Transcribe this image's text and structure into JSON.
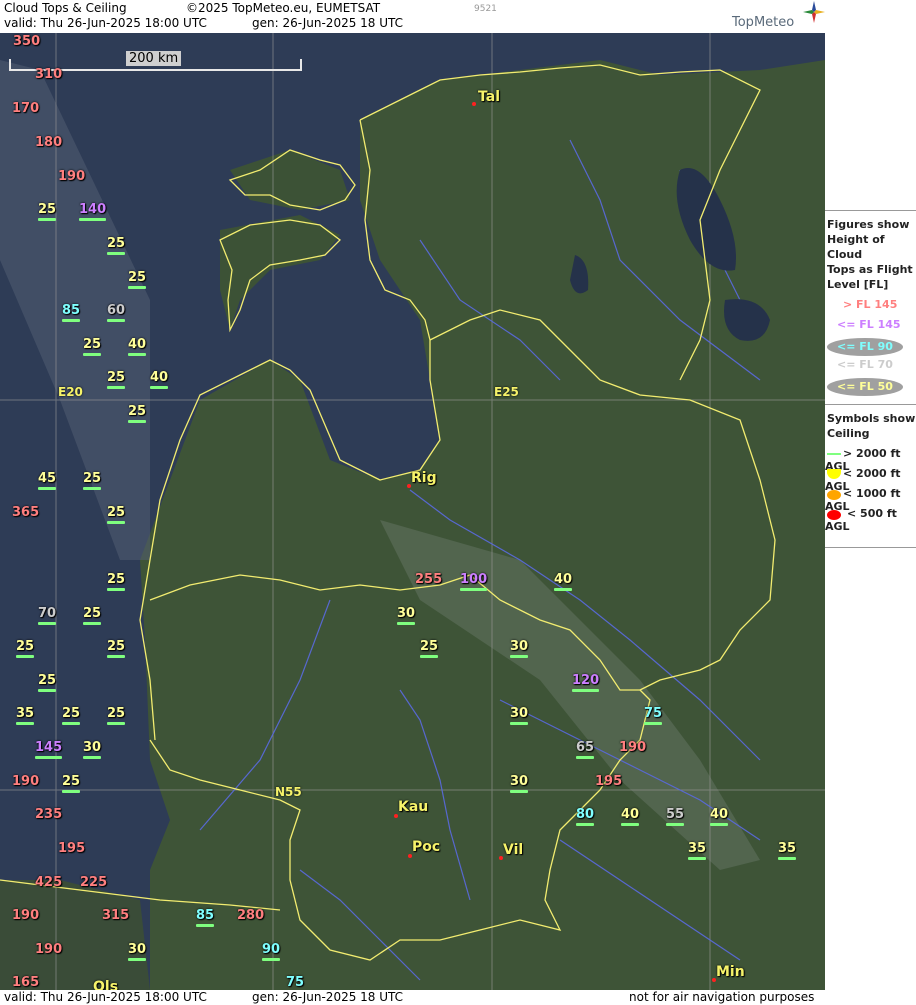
{
  "header": {
    "product": "Cloud Tops & Ceiling",
    "copyright": "©2025 TopMeteo.eu, EUMETSAT",
    "code": "9521",
    "valid": "valid:  Thu  26-Jun-2025  18:00 UTC",
    "gen": "gen: 26-Jun-2025 18 UTC",
    "brand": "TopMeteo"
  },
  "footer": {
    "valid": "valid:  Thu  26-Jun-2025  18:00 UTC",
    "gen": "gen: 26-Jun-2025 18 UTC",
    "disclaimer": "not for air navigation purposes"
  },
  "scale": {
    "label": "200 km"
  },
  "grid": {
    "e20": "E20",
    "e25": "E25",
    "n55": "N55"
  },
  "cities": {
    "tal": "Tal",
    "rig": "Rig",
    "kau": "Kau",
    "poc": "Poc",
    "vil": "Vil",
    "min": "Min",
    "ols": "Ols"
  },
  "colors": {
    "high": "#ff7f7f",
    "mid": "#cc7fff",
    "low90": "#7fffff",
    "low70": "#cccccc",
    "low50": "#ffff99",
    "ceil_gt2000": "#7fff7f",
    "ceil_lt2000": "#ffff00",
    "ceil_lt1000": "#ffa500",
    "ceil_lt500": "#ff0000"
  },
  "legend": {
    "title1": "Figures show",
    "title2": "Height of Cloud",
    "title3": "Tops as Flight",
    "title4": "Level  [FL]",
    "gt145": "> FL 145",
    "le145": "<= FL 145",
    "le90": "<= FL 90",
    "le70": "<= FL 70",
    "le50": "<= FL 50",
    "sym1": "Symbols show",
    "sym2": "Ceiling",
    "c1": "> 2000 ft AGL",
    "c2": "< 2000 ft AGL",
    "c3": "< 1000 ft AGL",
    "c4": "< 500 ft AGL"
  },
  "labels": [
    {
      "v": "350",
      "c": "high"
    },
    {
      "v": "310",
      "c": "high"
    },
    {
      "v": "170",
      "c": "high"
    },
    {
      "v": "180",
      "c": "high"
    },
    {
      "v": "190",
      "c": "high"
    },
    {
      "v": "25",
      "c": "low50"
    },
    {
      "v": "140",
      "c": "mid"
    },
    {
      "v": "25",
      "c": "low50"
    },
    {
      "v": "25",
      "c": "low50"
    },
    {
      "v": "85",
      "c": "low90"
    },
    {
      "v": "60",
      "c": "low70"
    },
    {
      "v": "25",
      "c": "low50"
    },
    {
      "v": "40",
      "c": "low50"
    },
    {
      "v": "25",
      "c": "low50"
    },
    {
      "v": "40",
      "c": "low50"
    },
    {
      "v": "25",
      "c": "low50"
    },
    {
      "v": "45",
      "c": "low50"
    },
    {
      "v": "25",
      "c": "low50"
    },
    {
      "v": "365",
      "c": "high"
    },
    {
      "v": "25",
      "c": "low50"
    },
    {
      "v": "25",
      "c": "low50"
    },
    {
      "v": "70",
      "c": "low70"
    },
    {
      "v": "25",
      "c": "low50"
    },
    {
      "v": "25",
      "c": "low50"
    },
    {
      "v": "25",
      "c": "low50"
    },
    {
      "v": "25",
      "c": "low50"
    },
    {
      "v": "35",
      "c": "low50"
    },
    {
      "v": "25",
      "c": "low50"
    },
    {
      "v": "25",
      "c": "low50"
    },
    {
      "v": "145",
      "c": "mid"
    },
    {
      "v": "30",
      "c": "low50"
    },
    {
      "v": "190",
      "c": "high"
    },
    {
      "v": "25",
      "c": "low50"
    },
    {
      "v": "235",
      "c": "high"
    },
    {
      "v": "195",
      "c": "high"
    },
    {
      "v": "425",
      "c": "high"
    },
    {
      "v": "225",
      "c": "high"
    },
    {
      "v": "190",
      "c": "high"
    },
    {
      "v": "315",
      "c": "high"
    },
    {
      "v": "85",
      "c": "low90"
    },
    {
      "v": "280",
      "c": "high"
    },
    {
      "v": "190",
      "c": "high"
    },
    {
      "v": "30",
      "c": "low50"
    },
    {
      "v": "90",
      "c": "low90"
    },
    {
      "v": "165",
      "c": "high"
    },
    {
      "v": "75",
      "c": "low90"
    },
    {
      "v": "255",
      "c": "high"
    },
    {
      "v": "100",
      "c": "mid"
    },
    {
      "v": "40",
      "c": "low50"
    },
    {
      "v": "30",
      "c": "low50"
    },
    {
      "v": "25",
      "c": "low50"
    },
    {
      "v": "30",
      "c": "low50"
    },
    {
      "v": "120",
      "c": "mid"
    },
    {
      "v": "30",
      "c": "low50"
    },
    {
      "v": "75",
      "c": "low90"
    },
    {
      "v": "65",
      "c": "low70"
    },
    {
      "v": "190",
      "c": "high"
    },
    {
      "v": "30",
      "c": "low50"
    },
    {
      "v": "195",
      "c": "high"
    },
    {
      "v": "80",
      "c": "low90"
    },
    {
      "v": "40",
      "c": "low50"
    },
    {
      "v": "55",
      "c": "low70"
    },
    {
      "v": "40",
      "c": "low50"
    },
    {
      "v": "35",
      "c": "low50"
    },
    {
      "v": "35",
      "c": "low50"
    }
  ]
}
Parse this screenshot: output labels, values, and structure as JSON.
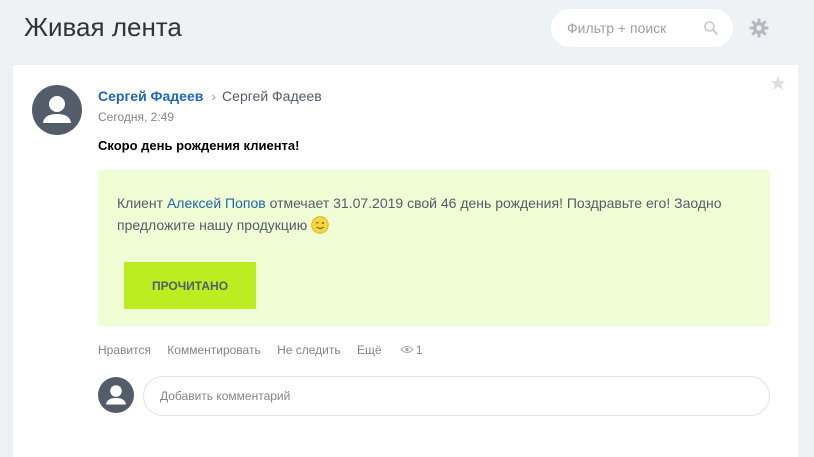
{
  "header": {
    "title": "Живая лента",
    "search_placeholder": "Фильтр + поиск"
  },
  "post": {
    "author": "Сергей Фадеев",
    "recipient": "Сергей Фадеев",
    "date": "Сегодня, 2:49",
    "title": "Скоро день рождения клиента!",
    "notice": {
      "prefix": "Клиент ",
      "client_name": "Алексей  Попов",
      "suffix": " отмечает 31.07.2019 свой 46 день рождения! Поздравьте его! Заодно предложите нашу продукцию",
      "button_label": "ПРОЧИТАНО",
      "background_color": "#f1fdd4",
      "button_color": "#bbed21"
    },
    "actions": {
      "like": "Нравится",
      "comment": "Комментировать",
      "unfollow": "Не следить",
      "more": "Ещё",
      "views": "1"
    },
    "comment_placeholder": "Добавить комментарий"
  },
  "icons": [
    "search-icon",
    "gear-icon",
    "star-icon",
    "chevron-right-icon",
    "eye-icon",
    "smiley-icon",
    "user-avatar-icon"
  ]
}
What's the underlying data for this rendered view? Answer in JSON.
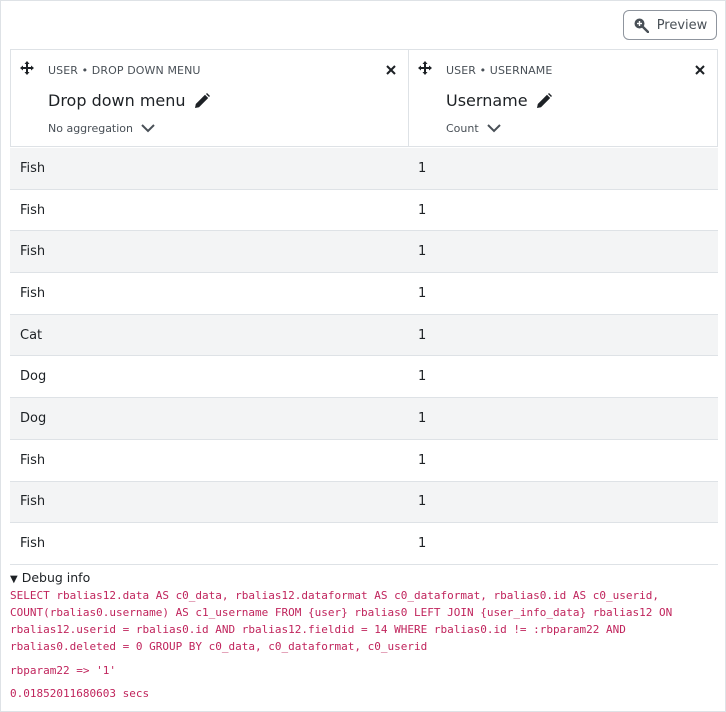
{
  "toolbar": {
    "preview_label": "Preview"
  },
  "columns": [
    {
      "source": "USER • DROP DOWN MENU",
      "title": "Drop down menu",
      "aggregation": "No aggregation"
    },
    {
      "source": "USER • USERNAME",
      "title": "Username",
      "aggregation": "Count"
    }
  ],
  "rows": [
    {
      "menu": "Fish",
      "count": "1"
    },
    {
      "menu": "Fish",
      "count": "1"
    },
    {
      "menu": "Fish",
      "count": "1"
    },
    {
      "menu": "Fish",
      "count": "1"
    },
    {
      "menu": "Cat",
      "count": "1"
    },
    {
      "menu": "Dog",
      "count": "1"
    },
    {
      "menu": "Dog",
      "count": "1"
    },
    {
      "menu": "Fish",
      "count": "1"
    },
    {
      "menu": "Fish",
      "count": "1"
    },
    {
      "menu": "Fish",
      "count": "1"
    }
  ],
  "debug": {
    "summary": "Debug info",
    "sql": "SELECT rbalias12.data AS c0_data, rbalias12.dataformat AS c0_dataformat, rbalias0.id AS c0_userid, COUNT(rbalias0.username) AS c1_username FROM {user} rbalias0 LEFT JOIN {user_info_data} rbalias12 ON rbalias12.userid = rbalias0.id AND rbalias12.fieldid = 14 WHERE rbalias0.id != :rbparam22 AND rbalias0.deleted = 0 GROUP BY c0_data, c0_dataformat, c0_userid",
    "params": "rbparam22 => '1'",
    "time": "0.01852011680603 secs"
  },
  "colors": {
    "sql_text": "#c0245c",
    "alt_row": "#f3f4f5",
    "border": "#dee2e6"
  }
}
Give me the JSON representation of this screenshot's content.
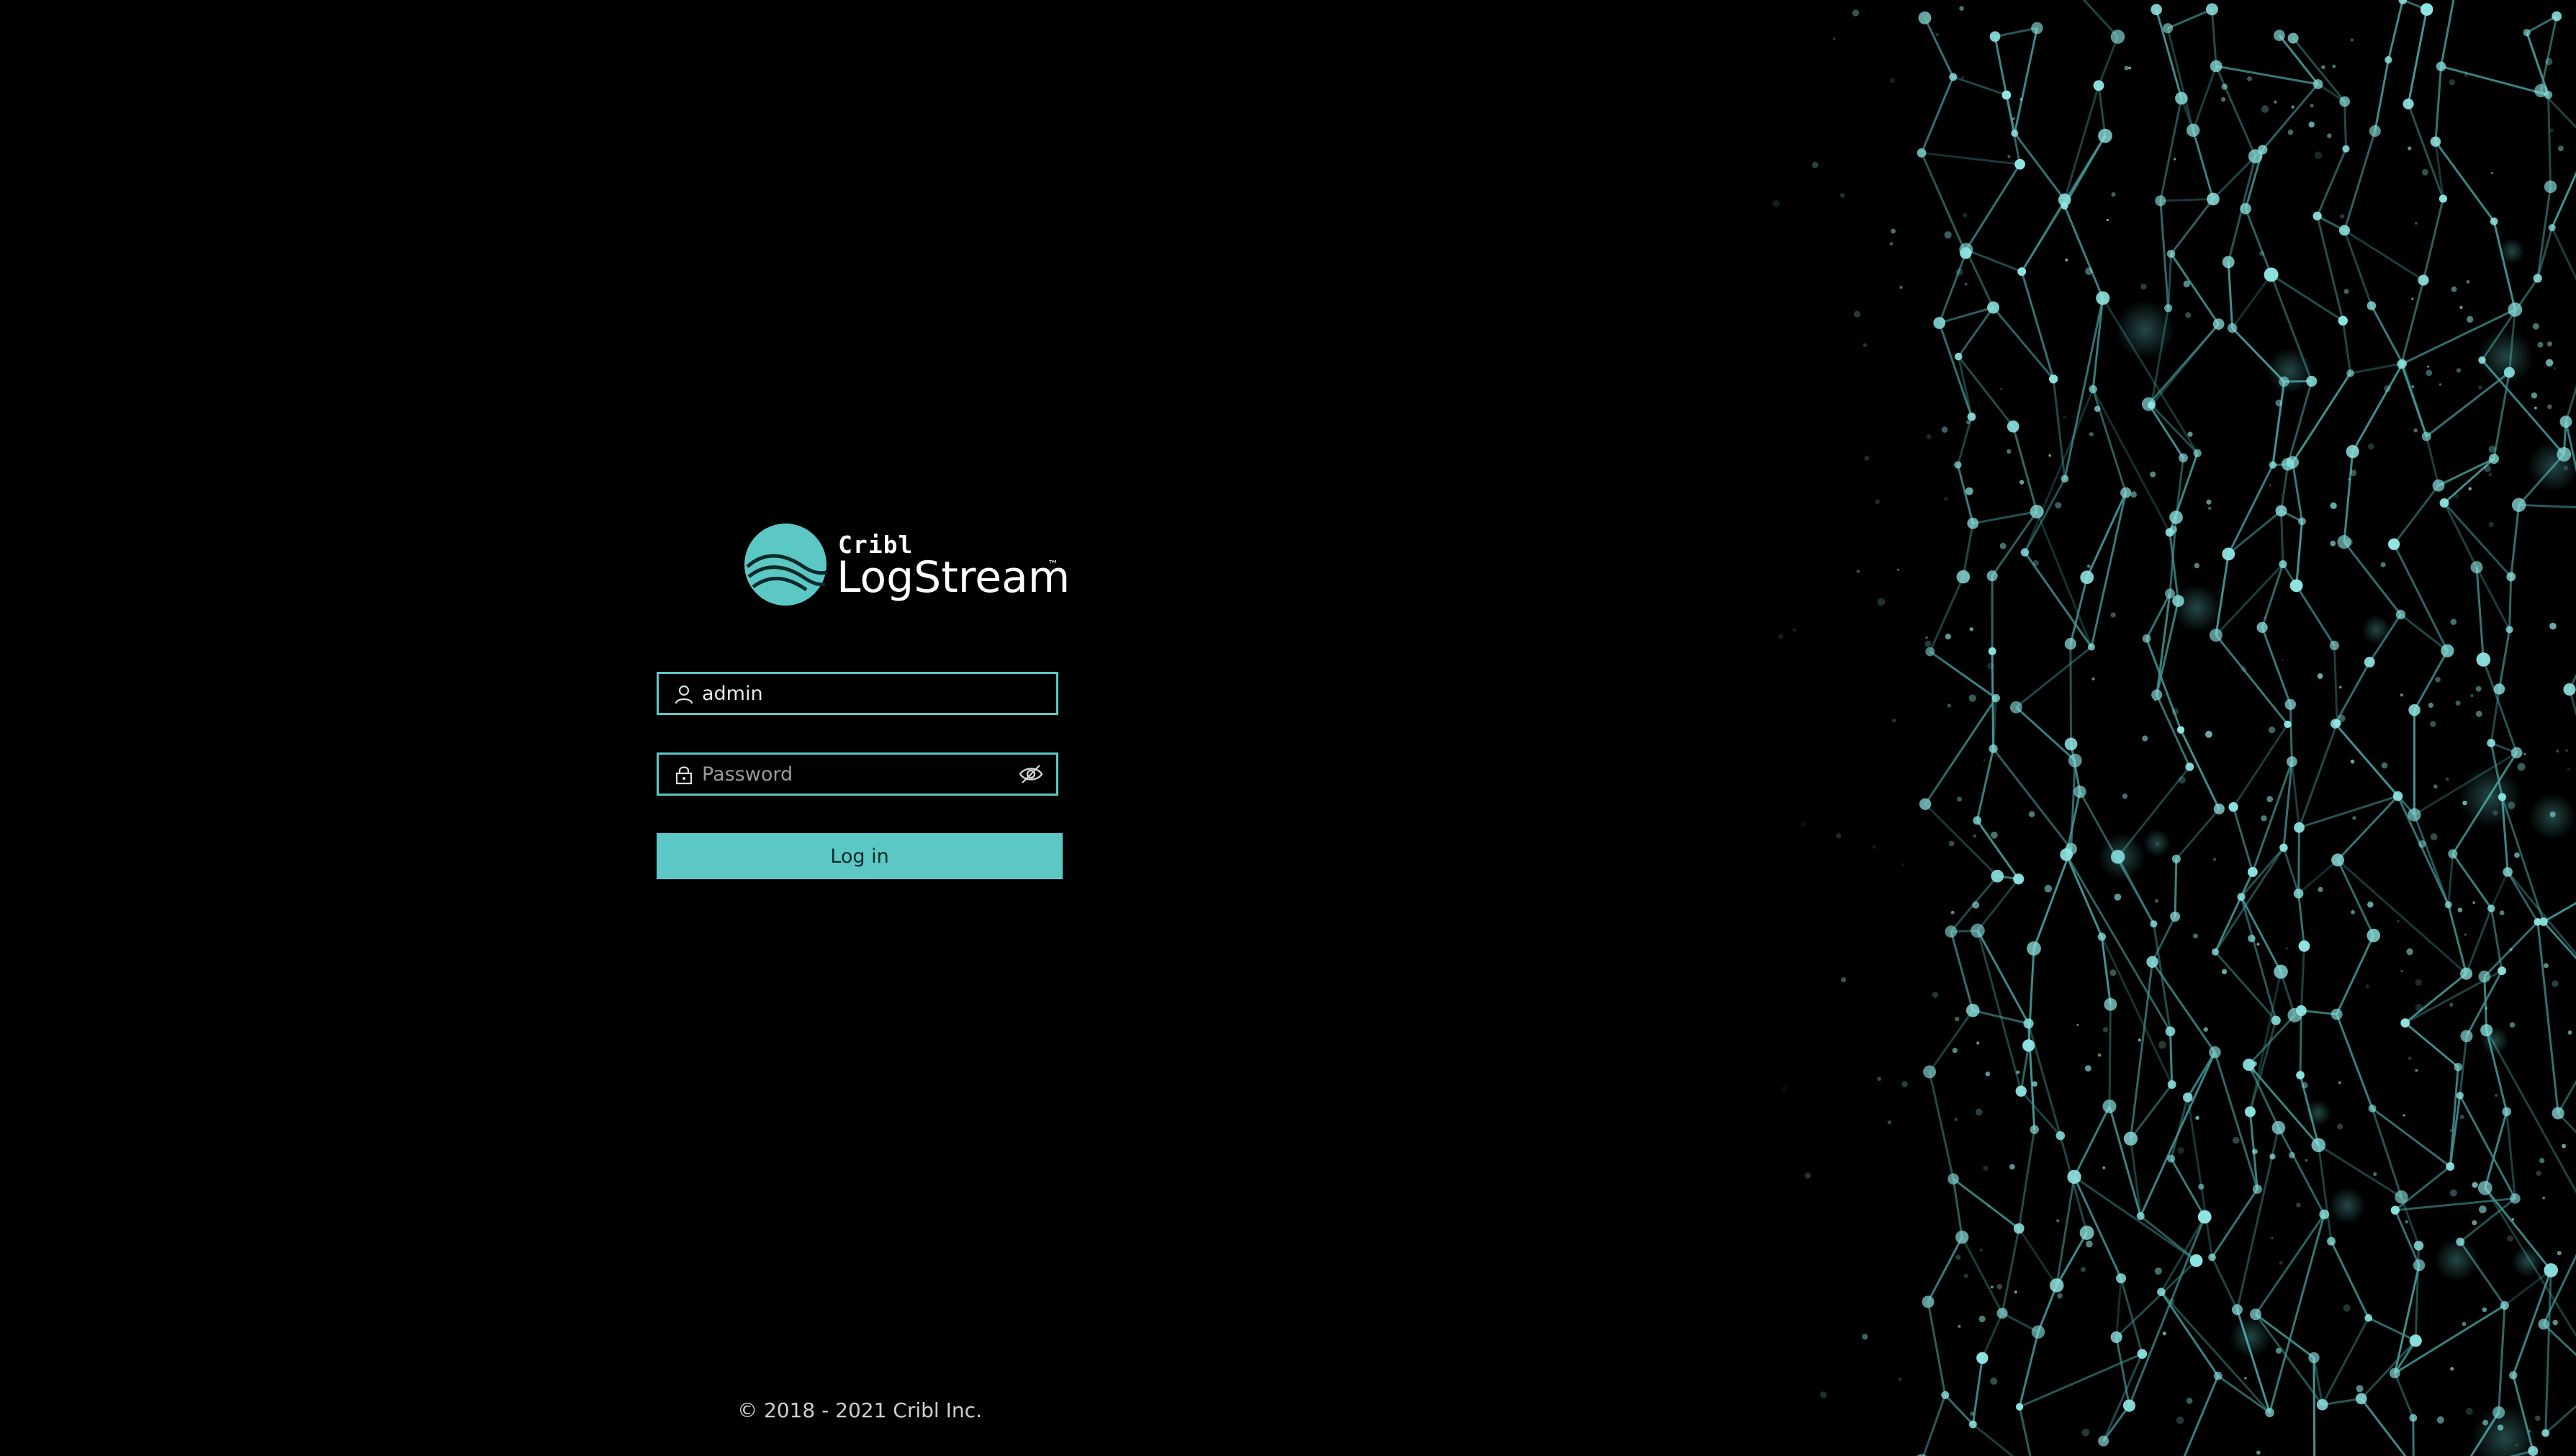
{
  "brand": {
    "company": "Cribl",
    "product": "LogStream",
    "trademark": "™",
    "accent_color": "#5bc8c6"
  },
  "login": {
    "username": {
      "value": "admin",
      "icon": "user-icon"
    },
    "password": {
      "value": "",
      "placeholder": "Password",
      "icon": "lock-icon",
      "toggle_icon": "eye-slash-icon"
    },
    "submit_label": "Log in"
  },
  "footer": {
    "copyright": "© 2018 - 2021 Cribl Inc."
  }
}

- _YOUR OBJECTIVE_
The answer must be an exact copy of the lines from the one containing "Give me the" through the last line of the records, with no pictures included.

- _SOLUTION FOR THIS PROBLEM_
Give me the JSON representation of this screenshot's content.
{
  "brand": {
    "company": "Cribl",
    "product": "LogStream",
    "trademark": "™",
    "accent_color": "#5bc8c6"
  },
  "login": {
    "username": {
      "value": "admin",
      "icon": "user-icon"
    },
    "password": {
      "value": "",
      "placeholder": "Password",
      "icon": "lock-icon",
      "toggle_icon": "eye-slash-icon"
    },
    "submit_label": "Log in"
  },
  "footer": {
    "copyright": "© 2018 - 2021 Cribl Inc."
  }
}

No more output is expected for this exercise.